This is a critical parameter. Do your best in trying to set it using the markers on the antenna mount. If you got it right, you're almost done.

3. Receiver

Before mounting the antenna on its pole, connect the LNB to the receiver. Turn on the receiver and look on no matter what satellite or frequency at the signal level. With a working LNB, a good receiver will always show some signal level and zero quality.

You don't need a satfinder (they only show signal level, it doesn't matter where it came from or what kind of signal is). We are only interested in signal level to see if the LNB is working, otherwise quality matters. This is what we want to get.

The next thing is to select the satellite you want to receive from the menu and choose a working transponder. This is very important because if you don't set your receiver to a frequency that carries the correct signal or no signal at all, you'll be wasting time pointing a dish that will never work.

There are plenty of satellite list sites, but I recommend:
  • satellite company own lists. For example, in Europe, Eutelsat offers its own channel list.
  • television sites that publish such kind of information.
  • third party lists, like are good if you look for an important television without any recent changes.
It is also very important that your receiver can handle the signal that is transmitted. Do not attempt to receive DVB-S2 with a DVB-S receiver. Avoid also PLS or other modulations than QPSK and 8PSK.

Receivers display signal quality in more than one menu. It is important to display it in the antenna setup menu, where it is updated more frequently and some receivers also have a sound indicator.

And at last, you must assure you can receive the desired satellite from your location. Satellite coverage maps are available online on satellite companies pages or on SatBeams Footprints. You will also find there an estimate of the dish size. Remember that always, bigger is better.

4. Azimuth

This represents the horizontal rotation of the antenna (left - right). You don't need compass for this one. Mount the antenna on the pole and slightly move it to the left or to the right. Slightly with no sudden moves. Some receivers have a delay time before they actually demodulate the signal and calculate the quality. If you are in a hurry you'll miss the signal.

Patience is the most important here. If you fail to get any signal and you are sure that everything is set up correctly, start tweaking the elevation. Cheap antennas have very bad elevation markers and it can become a hassle to get it right. Lower the elevation a bit, tighten the screws, then try again to move left-right. Failed once again? Set the elevation a little higher than it was initially and repeat the move.

Got the wrong satellite? Sometimes, you get signal on a transponder, but when you scan it there are completely other services than what you expected. You're on the wrong satellite but at least you managed to find one. If you could identify it by the name of the services that are broadcasting there it would be great.

Once you received one, the others are easier to find. You will know how to adjust elevation. If you're on a higher satellite than you wanted it's clear that you should lower the antenna.

After you got signal quality try to adjust azimuth for the highest quality level. Then tighten the screws because you're done with azimuth. Now you can try to improve the quality by readjusting the elevation and the LNB skew.

Good luck!

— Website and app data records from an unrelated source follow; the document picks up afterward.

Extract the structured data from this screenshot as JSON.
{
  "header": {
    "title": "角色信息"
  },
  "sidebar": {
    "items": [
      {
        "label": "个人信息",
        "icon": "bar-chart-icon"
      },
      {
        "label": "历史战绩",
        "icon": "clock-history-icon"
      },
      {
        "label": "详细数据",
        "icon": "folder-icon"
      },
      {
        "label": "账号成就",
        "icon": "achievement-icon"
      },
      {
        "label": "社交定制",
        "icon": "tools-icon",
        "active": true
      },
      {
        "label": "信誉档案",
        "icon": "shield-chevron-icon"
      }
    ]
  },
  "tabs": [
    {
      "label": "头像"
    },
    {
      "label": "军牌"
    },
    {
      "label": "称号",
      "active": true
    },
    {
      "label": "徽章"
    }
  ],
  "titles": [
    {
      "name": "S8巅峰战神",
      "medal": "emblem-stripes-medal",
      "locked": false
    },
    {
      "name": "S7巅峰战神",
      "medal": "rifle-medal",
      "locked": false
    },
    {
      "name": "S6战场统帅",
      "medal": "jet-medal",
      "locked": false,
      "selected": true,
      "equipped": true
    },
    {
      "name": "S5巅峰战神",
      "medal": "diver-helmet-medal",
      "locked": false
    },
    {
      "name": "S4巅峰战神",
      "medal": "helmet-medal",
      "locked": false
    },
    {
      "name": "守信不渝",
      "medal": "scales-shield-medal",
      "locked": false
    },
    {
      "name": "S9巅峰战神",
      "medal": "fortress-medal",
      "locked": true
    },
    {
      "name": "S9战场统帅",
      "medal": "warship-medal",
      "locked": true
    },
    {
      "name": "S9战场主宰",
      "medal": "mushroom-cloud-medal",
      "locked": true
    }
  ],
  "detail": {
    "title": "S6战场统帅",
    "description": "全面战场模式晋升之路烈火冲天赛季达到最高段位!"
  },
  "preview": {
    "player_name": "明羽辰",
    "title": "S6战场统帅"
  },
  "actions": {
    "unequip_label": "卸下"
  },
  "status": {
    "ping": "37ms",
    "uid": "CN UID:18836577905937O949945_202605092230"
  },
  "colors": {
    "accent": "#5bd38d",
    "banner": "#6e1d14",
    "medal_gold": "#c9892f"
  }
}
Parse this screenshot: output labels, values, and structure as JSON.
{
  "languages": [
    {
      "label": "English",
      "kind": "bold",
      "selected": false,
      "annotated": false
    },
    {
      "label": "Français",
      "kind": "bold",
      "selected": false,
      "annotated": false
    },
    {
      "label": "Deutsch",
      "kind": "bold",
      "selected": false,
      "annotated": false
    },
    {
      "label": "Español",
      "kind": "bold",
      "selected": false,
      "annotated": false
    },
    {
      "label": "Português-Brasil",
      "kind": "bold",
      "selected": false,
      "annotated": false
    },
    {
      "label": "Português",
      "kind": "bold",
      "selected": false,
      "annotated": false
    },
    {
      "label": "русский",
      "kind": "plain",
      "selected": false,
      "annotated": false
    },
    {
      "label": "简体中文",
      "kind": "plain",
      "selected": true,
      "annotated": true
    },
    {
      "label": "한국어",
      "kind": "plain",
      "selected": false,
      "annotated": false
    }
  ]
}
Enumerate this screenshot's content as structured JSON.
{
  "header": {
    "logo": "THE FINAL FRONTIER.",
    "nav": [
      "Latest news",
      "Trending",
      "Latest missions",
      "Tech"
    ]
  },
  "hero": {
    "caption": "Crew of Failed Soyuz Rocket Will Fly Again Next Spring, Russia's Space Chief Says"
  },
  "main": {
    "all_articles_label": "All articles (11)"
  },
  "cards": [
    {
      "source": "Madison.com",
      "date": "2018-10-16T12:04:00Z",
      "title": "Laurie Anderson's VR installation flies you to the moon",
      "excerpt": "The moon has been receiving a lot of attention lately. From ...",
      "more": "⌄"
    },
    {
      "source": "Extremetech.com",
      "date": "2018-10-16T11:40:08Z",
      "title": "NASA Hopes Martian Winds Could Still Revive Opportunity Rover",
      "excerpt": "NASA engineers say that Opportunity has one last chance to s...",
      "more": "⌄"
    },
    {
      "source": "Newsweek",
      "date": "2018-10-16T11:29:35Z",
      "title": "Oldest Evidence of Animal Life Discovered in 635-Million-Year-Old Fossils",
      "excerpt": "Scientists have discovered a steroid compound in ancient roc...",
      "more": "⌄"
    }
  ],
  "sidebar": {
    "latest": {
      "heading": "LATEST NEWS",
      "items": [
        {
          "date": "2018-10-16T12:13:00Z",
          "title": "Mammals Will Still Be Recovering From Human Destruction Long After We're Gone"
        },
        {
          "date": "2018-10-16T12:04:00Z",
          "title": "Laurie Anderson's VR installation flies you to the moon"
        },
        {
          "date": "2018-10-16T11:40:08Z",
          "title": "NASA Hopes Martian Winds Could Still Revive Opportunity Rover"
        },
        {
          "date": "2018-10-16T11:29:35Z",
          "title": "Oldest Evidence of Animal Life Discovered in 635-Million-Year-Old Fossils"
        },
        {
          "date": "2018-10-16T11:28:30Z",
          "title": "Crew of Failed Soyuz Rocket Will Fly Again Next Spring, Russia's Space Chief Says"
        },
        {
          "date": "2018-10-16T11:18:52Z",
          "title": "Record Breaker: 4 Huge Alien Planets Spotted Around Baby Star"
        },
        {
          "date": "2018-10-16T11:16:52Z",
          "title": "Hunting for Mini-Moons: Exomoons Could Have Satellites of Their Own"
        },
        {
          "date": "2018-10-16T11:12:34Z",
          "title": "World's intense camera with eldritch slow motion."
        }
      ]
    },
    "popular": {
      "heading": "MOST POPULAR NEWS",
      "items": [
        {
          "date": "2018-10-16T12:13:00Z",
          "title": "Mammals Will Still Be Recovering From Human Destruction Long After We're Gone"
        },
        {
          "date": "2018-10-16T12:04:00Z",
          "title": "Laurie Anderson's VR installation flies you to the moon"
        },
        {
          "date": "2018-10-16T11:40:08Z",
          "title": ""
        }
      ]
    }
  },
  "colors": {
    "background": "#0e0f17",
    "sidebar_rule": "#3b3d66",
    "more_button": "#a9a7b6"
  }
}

Here are some useful websites and Android applications.
Coverage maps:
Services lists:
Dish alignment calculators:
Android tools:
Have you ever pointed a satellite dish by yourself? What difficulties have you experienced?

From the same category:

Share this page:


Post a Comment

Please read the comments policy before posting.